YOUR ASSIGNMENT –
Show every line of the data that includes the word "structure".

[Stored entries]
------------------------------------------------

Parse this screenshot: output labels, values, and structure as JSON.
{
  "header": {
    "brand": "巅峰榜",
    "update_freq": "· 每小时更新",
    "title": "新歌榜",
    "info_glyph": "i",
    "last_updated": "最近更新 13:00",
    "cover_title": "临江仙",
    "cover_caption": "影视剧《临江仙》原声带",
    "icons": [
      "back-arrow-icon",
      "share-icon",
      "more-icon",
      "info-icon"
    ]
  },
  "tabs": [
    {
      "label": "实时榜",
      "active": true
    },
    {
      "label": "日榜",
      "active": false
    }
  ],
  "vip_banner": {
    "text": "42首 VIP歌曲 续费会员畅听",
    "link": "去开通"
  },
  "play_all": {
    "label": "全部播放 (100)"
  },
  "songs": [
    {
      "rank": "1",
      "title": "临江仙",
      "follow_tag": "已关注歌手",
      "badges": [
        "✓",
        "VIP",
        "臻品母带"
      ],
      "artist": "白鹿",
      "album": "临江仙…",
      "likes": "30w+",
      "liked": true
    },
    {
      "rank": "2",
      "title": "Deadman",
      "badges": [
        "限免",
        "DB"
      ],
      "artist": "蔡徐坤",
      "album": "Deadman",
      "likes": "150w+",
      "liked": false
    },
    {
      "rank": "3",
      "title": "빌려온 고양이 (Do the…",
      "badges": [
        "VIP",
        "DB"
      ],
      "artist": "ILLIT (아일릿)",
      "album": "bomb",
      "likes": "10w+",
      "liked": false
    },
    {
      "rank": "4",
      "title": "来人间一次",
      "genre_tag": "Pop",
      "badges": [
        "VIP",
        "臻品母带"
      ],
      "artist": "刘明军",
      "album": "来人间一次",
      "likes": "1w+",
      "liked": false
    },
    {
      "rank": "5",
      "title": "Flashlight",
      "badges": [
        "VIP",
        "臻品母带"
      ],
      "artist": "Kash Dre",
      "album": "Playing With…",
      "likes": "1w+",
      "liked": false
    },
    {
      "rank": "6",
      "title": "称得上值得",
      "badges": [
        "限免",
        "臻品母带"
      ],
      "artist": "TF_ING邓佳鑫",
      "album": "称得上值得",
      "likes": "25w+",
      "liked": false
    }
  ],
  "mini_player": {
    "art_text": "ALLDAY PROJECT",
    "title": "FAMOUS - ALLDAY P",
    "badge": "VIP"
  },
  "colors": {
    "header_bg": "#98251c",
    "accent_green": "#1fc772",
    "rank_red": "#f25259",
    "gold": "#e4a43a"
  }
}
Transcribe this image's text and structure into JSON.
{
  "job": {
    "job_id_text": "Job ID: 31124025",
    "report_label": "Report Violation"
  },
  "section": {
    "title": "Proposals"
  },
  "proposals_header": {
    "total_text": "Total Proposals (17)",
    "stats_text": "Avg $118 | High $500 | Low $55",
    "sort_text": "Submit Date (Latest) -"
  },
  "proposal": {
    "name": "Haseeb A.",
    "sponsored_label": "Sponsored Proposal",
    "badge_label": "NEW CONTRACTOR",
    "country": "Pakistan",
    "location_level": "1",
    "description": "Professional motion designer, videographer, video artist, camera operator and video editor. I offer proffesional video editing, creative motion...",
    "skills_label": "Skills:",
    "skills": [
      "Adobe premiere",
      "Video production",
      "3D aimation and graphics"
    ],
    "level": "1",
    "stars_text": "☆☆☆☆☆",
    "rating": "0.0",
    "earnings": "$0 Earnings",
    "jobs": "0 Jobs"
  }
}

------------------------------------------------

RESULT –
Parse this screenshot: output labels, values, and structure as JSON.
Transcribe this image's text and structure into JSON.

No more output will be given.